Prolific and ground-breaking, Ralph Koltai designed the sets for some of the 20th century’s most powerful performances. Over 250 productions and seven decades, he redefined the discipline pushing it from the traditions of the passive painted backdrop towards a total immersion for all the senses.
Born in Berlin in 1924, Koltai came to London on one of the last kindertransport trains in 1939. He volunteered for military service and served as a translator for Sir Hartley Shawcross at the Nuremberg Trials. After wartime, he studied first at Epsom Art School and then the Central School of Art and Design (now Central Saint Martins). Initially working in opera and ballet, Koltai moved into theatre design and worked regularly for the National Theatre and the Royal Shakespeare Company. For a retrospective in 1997, director Trevor Nunn wrote “Koltai’s curriculum vitae reads like a history of the development of the last forty years of theatre in this country.”
Koltai’s notable designs included 1963’s The Representative, which opened to reveal the Pope holding court in a gas chamber; English National Opera’s Ring Cycle from 1970, which combined elements of the American space programme with the fall of the gods and Fritz Lang’s Metropolis – brought to life for the stage in 1998 against a giant Alfa Romeo gearbox (kinetic only through the use of hovercraft technology).
Koltai was Head of Theatre Design at the Central School of Art and Design from 1956 to 1972 and inspired generations of practitioners including Maria Bjornson and John Napier – designer of the stratospheric musical successes of the 1980s such as Les Misérables, Cats and Miss Saigon.
“I owe my entire career to Ralph Koltai.
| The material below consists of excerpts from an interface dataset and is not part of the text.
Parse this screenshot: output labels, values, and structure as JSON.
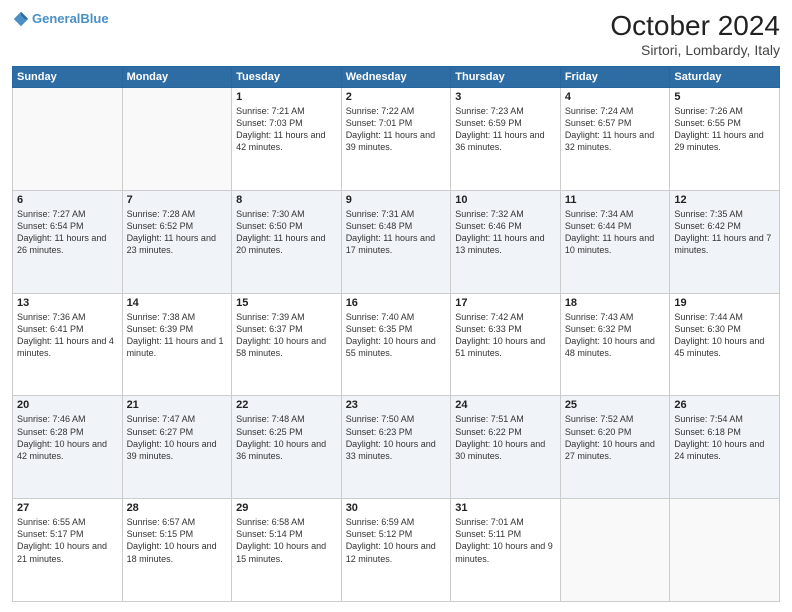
{
  "header": {
    "logo_line1": "General",
    "logo_line2": "Blue",
    "month": "October 2024",
    "location": "Sirtori, Lombardy, Italy"
  },
  "weekdays": [
    "Sunday",
    "Monday",
    "Tuesday",
    "Wednesday",
    "Thursday",
    "Friday",
    "Saturday"
  ],
  "weeks": [
    [
      {
        "day": "",
        "info": ""
      },
      {
        "day": "",
        "info": ""
      },
      {
        "day": "1",
        "info": "Sunrise: 7:21 AM\nSunset: 7:03 PM\nDaylight: 11 hours and 42 minutes."
      },
      {
        "day": "2",
        "info": "Sunrise: 7:22 AM\nSunset: 7:01 PM\nDaylight: 11 hours and 39 minutes."
      },
      {
        "day": "3",
        "info": "Sunrise: 7:23 AM\nSunset: 6:59 PM\nDaylight: 11 hours and 36 minutes."
      },
      {
        "day": "4",
        "info": "Sunrise: 7:24 AM\nSunset: 6:57 PM\nDaylight: 11 hours and 32 minutes."
      },
      {
        "day": "5",
        "info": "Sunrise: 7:26 AM\nSunset: 6:55 PM\nDaylight: 11 hours and 29 minutes."
      }
    ],
    [
      {
        "day": "6",
        "info": "Sunrise: 7:27 AM\nSunset: 6:54 PM\nDaylight: 11 hours and 26 minutes."
      },
      {
        "day": "7",
        "info": "Sunrise: 7:28 AM\nSunset: 6:52 PM\nDaylight: 11 hours and 23 minutes."
      },
      {
        "day": "8",
        "info": "Sunrise: 7:30 AM\nSunset: 6:50 PM\nDaylight: 11 hours and 20 minutes."
      },
      {
        "day": "9",
        "info": "Sunrise: 7:31 AM\nSunset: 6:48 PM\nDaylight: 11 hours and 17 minutes."
      },
      {
        "day": "10",
        "info": "Sunrise: 7:32 AM\nSunset: 6:46 PM\nDaylight: 11 hours and 13 minutes."
      },
      {
        "day": "11",
        "info": "Sunrise: 7:34 AM\nSunset: 6:44 PM\nDaylight: 11 hours and 10 minutes."
      },
      {
        "day": "12",
        "info": "Sunrise: 7:35 AM\nSunset: 6:42 PM\nDaylight: 11 hours and 7 minutes."
      }
    ],
    [
      {
        "day": "13",
        "info": "Sunrise: 7:36 AM\nSunset: 6:41 PM\nDaylight: 11 hours and 4 minutes."
      },
      {
        "day": "14",
        "info": "Sunrise: 7:38 AM\nSunset: 6:39 PM\nDaylight: 11 hours and 1 minute."
      },
      {
        "day": "15",
        "info": "Sunrise: 7:39 AM\nSunset: 6:37 PM\nDaylight: 10 hours and 58 minutes."
      },
      {
        "day": "16",
        "info": "Sunrise: 7:40 AM\nSunset: 6:35 PM\nDaylight: 10 hours and 55 minutes."
      },
      {
        "day": "17",
        "info": "Sunrise: 7:42 AM\nSunset: 6:33 PM\nDaylight: 10 hours and 51 minutes."
      },
      {
        "day": "18",
        "info": "Sunrise: 7:43 AM\nSunset: 6:32 PM\nDaylight: 10 hours and 48 minutes."
      },
      {
        "day": "19",
        "info": "Sunrise: 7:44 AM\nSunset: 6:30 PM\nDaylight: 10 hours and 45 minutes."
      }
    ],
    [
      {
        "day": "20",
        "info": "Sunrise: 7:46 AM\nSunset: 6:28 PM\nDaylight: 10 hours and 42 minutes."
      },
      {
        "day": "21",
        "info": "Sunrise: 7:47 AM\nSunset: 6:27 PM\nDaylight: 10 hours and 39 minutes."
      },
      {
        "day": "22",
        "info": "Sunrise: 7:48 AM\nSunset: 6:25 PM\nDaylight: 10 hours and 36 minutes."
      },
      {
        "day": "23",
        "info": "Sunrise: 7:50 AM\nSunset: 6:23 PM\nDaylight: 10 hours and 33 minutes."
      },
      {
        "day": "24",
        "info": "Sunrise: 7:51 AM\nSunset: 6:22 PM\nDaylight: 10 hours and 30 minutes."
      },
      {
        "day": "25",
        "info": "Sunrise: 7:52 AM\nSunset: 6:20 PM\nDaylight: 10 hours and 27 minutes."
      },
      {
        "day": "26",
        "info": "Sunrise: 7:54 AM\nSunset: 6:18 PM\nDaylight: 10 hours and 24 minutes."
      }
    ],
    [
      {
        "day": "27",
        "info": "Sunrise: 6:55 AM\nSunset: 5:17 PM\nDaylight: 10 hours and 21 minutes."
      },
      {
        "day": "28",
        "info": "Sunrise: 6:57 AM\nSunset: 5:15 PM\nDaylight: 10 hours and 18 minutes."
      },
      {
        "day": "29",
        "info": "Sunrise: 6:58 AM\nSunset: 5:14 PM\nDaylight: 10 hours and 15 minutes."
      },
      {
        "day": "30",
        "info": "Sunrise: 6:59 AM\nSunset: 5:12 PM\nDaylight: 10 hours and 12 minutes."
      },
      {
        "day": "31",
        "info": "Sunrise: 7:01 AM\nSunset: 5:11 PM\nDaylight: 10 hours and 9 minutes."
      },
      {
        "day": "",
        "info": ""
      },
      {
        "day": "",
        "info": ""
      }
    ]
  ]
}
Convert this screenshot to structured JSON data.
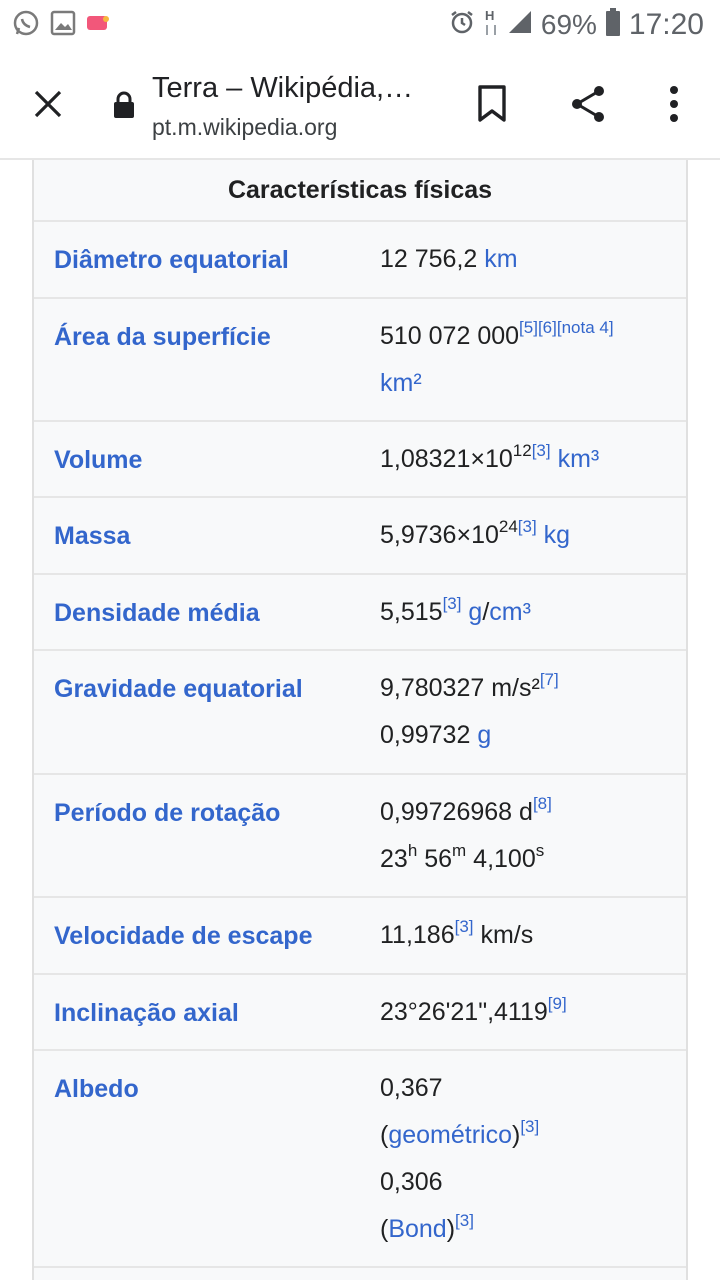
{
  "status_bar": {
    "battery_percent": "69%",
    "time": "17:20",
    "icons": [
      "whatsapp-icon",
      "gallery-icon",
      "notification-app-icon",
      "alarm-icon",
      "data-h-icon",
      "signal-icon",
      "battery-icon"
    ]
  },
  "toolbar": {
    "title": "Terra – Wikipédia,…",
    "url": "pt.m.wikipedia.org",
    "icons": [
      "close-icon",
      "lock-icon",
      "bookmark-icon",
      "share-icon",
      "more-vert-icon"
    ]
  },
  "infobox": {
    "header": "Características físicas",
    "rows": {
      "diametro": {
        "label": "Diâmetro equatorial",
        "value": "12 756,2",
        "unit": "km"
      },
      "area": {
        "label": "Área da superfície",
        "value": "510 072 000",
        "ref1": "[5]",
        "ref2": "[6]",
        "ref3": "[nota 4]",
        "unit": "km²"
      },
      "volume": {
        "label": "Volume",
        "mantissa": "1,08321×10",
        "exponent": "12",
        "ref": "[3]",
        "unit": "km³"
      },
      "massa": {
        "label": "Massa",
        "mantissa": "5,9736×10",
        "exponent": "24",
        "ref": "[3]",
        "unit": "kg"
      },
      "densidade": {
        "label": "Densidade média",
        "value": "5,515",
        "ref": "[3]",
        "unit_g": "g",
        "slash": "/",
        "unit_cm": "cm³"
      },
      "gravidade": {
        "label": "Gravidade equatorial",
        "value1": "9,780327 m/s²",
        "ref": "[7]",
        "value2": "0,99732",
        "unit_g": "g"
      },
      "rotacao": {
        "label": "Período de rotação",
        "value1": "0,99726968 d",
        "ref": "[8]",
        "hours": "23",
        "h_sup": "h",
        "minutes": "56",
        "m_sup": "m",
        "seconds": "4,100",
        "s_sup": "s"
      },
      "escape": {
        "label": "Velocidade de escape",
        "value": "11,186",
        "ref": "[3]",
        "unit": "km/s"
      },
      "inclinacao": {
        "label": "Inclinação axial",
        "value": "23°26'21\",4119",
        "ref": "[9]"
      },
      "albedo": {
        "label": "Albedo",
        "value1": "0,367",
        "open_paren": "(",
        "link1": "geométrico",
        "close_paren": ")",
        "ref1": "[3]",
        "value2": "0,306",
        "link2": "Bond",
        "ref2": "[3]"
      }
    }
  }
}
He saw something in me I couldn’t see myself.”
His legacy lives on not only through the students he influenced but also in the development of the discipline itself – isolated elements brought together, unified on stage into a total environment, an all-encompassing experience. As Professor Pamela Howard, friend and fellow designer, has noted, Koltai was a “scenographer” before the word was in common use. She recalls his unique ability to “give directors what they want before they know they want it... all theatre is specific to the place it is performed in and Koltai was the master at conquering the theatre space".
His first love was sculpture, a passion that informed the use of material and movement in his work while giving him a distinct broad perspective. Peter Bond, lecturer on BA Performance: Design and Practice at Central Saint Martins, not only took inspiration from Koltai as an emerging practitioner but also taught alongside him:
“He gave us that art school perspective. Sometimes theatre schools or conservatoires were connected to old-school disciplines like ballet and opera; Ralph taught us through visuality that being an artist from an art school brought us into all-round sensory experience.”
As traditional theatre gave way to the overlapping practices of performance art, live art, immersive theatre and beyond, Koltai’s revolution continues to be reflected in the work of Central Saint Martins alumni like Bunny Christie, Hildegard Bechtler, Anna Fleischle, Miriam Beuther, Andrzej Goulding and Gary Card.
“Now we face the challenge of post-materialism so we have to look for other ways to create this complete theatre experience. Ralph looked in all directions and all walks of life… The most exciting work is cross-disciplinary. We have students who don’t want to go anywhere near a theatre, and that’s fine. Take that darkened room experience, that notion, and call it anything you want. It’s things and people moving in time and space.”